= What you are asked to do =
Every line below that holds the string "Повернуть" should be copied out.

= Data extracts =
++++++++++
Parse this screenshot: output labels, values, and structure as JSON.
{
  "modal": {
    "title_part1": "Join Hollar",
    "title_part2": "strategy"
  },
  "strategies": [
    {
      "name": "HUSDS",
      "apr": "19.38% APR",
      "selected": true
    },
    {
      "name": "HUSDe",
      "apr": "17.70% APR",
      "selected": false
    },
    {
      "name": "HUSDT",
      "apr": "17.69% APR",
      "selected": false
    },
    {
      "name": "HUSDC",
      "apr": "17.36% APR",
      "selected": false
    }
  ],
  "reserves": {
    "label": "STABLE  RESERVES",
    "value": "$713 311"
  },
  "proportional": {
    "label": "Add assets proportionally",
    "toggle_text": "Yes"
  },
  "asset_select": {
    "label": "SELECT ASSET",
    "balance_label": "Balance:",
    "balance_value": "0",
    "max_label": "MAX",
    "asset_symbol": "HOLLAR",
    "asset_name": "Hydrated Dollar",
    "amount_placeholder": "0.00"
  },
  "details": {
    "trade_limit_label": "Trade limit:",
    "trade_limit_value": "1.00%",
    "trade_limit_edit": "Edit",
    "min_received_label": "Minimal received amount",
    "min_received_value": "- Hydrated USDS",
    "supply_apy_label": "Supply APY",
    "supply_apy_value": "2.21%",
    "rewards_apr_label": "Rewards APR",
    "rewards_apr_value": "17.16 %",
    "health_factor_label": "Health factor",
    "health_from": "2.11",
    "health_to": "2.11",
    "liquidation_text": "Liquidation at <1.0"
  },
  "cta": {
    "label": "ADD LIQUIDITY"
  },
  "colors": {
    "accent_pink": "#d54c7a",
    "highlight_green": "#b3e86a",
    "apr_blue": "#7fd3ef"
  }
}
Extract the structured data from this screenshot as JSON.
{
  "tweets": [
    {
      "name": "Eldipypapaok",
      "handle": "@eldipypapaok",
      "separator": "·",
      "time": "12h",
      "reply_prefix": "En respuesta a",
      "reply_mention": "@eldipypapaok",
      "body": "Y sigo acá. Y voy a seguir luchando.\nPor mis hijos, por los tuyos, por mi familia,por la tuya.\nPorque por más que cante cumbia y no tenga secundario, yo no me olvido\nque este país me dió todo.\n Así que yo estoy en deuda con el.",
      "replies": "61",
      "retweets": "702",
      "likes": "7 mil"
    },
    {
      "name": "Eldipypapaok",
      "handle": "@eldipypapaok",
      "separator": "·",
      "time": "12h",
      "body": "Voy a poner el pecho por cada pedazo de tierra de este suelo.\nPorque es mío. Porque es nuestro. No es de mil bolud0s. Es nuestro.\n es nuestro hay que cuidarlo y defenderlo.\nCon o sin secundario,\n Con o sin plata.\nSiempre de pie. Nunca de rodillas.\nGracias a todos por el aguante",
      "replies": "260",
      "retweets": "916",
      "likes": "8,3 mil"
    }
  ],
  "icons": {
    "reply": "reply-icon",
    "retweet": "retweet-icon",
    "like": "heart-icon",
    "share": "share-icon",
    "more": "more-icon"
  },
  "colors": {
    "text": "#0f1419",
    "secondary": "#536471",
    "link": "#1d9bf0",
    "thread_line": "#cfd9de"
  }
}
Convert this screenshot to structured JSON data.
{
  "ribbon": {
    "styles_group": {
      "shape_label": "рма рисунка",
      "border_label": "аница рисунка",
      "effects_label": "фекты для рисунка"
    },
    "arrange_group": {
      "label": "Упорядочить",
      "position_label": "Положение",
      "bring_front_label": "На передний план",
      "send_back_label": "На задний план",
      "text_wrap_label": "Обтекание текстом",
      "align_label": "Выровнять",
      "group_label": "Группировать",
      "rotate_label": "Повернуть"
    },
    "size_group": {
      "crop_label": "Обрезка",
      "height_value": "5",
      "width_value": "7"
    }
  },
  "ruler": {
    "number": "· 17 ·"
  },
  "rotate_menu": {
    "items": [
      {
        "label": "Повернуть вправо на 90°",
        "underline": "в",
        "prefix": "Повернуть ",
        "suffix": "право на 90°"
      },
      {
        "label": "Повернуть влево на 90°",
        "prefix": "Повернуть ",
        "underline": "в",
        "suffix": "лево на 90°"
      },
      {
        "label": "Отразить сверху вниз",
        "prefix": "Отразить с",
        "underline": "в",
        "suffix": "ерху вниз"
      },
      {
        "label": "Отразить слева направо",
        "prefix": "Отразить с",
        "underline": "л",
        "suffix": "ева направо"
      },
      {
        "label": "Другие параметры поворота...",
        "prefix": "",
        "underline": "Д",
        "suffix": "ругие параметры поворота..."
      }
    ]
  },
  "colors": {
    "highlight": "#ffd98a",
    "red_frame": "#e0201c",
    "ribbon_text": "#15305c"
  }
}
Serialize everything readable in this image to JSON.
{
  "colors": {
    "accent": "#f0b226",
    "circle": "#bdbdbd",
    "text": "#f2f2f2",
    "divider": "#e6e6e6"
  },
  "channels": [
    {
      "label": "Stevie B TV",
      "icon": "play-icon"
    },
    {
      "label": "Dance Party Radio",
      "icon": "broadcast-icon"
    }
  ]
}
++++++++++
= Answer below =
      "rotate_label": "Повернуть"
        "label": "Повернуть вправо на 90°",
        "prefix": "Повернуть ",
        "label": "Повернуть влево на 90°",
        "prefix": "Повернуть ",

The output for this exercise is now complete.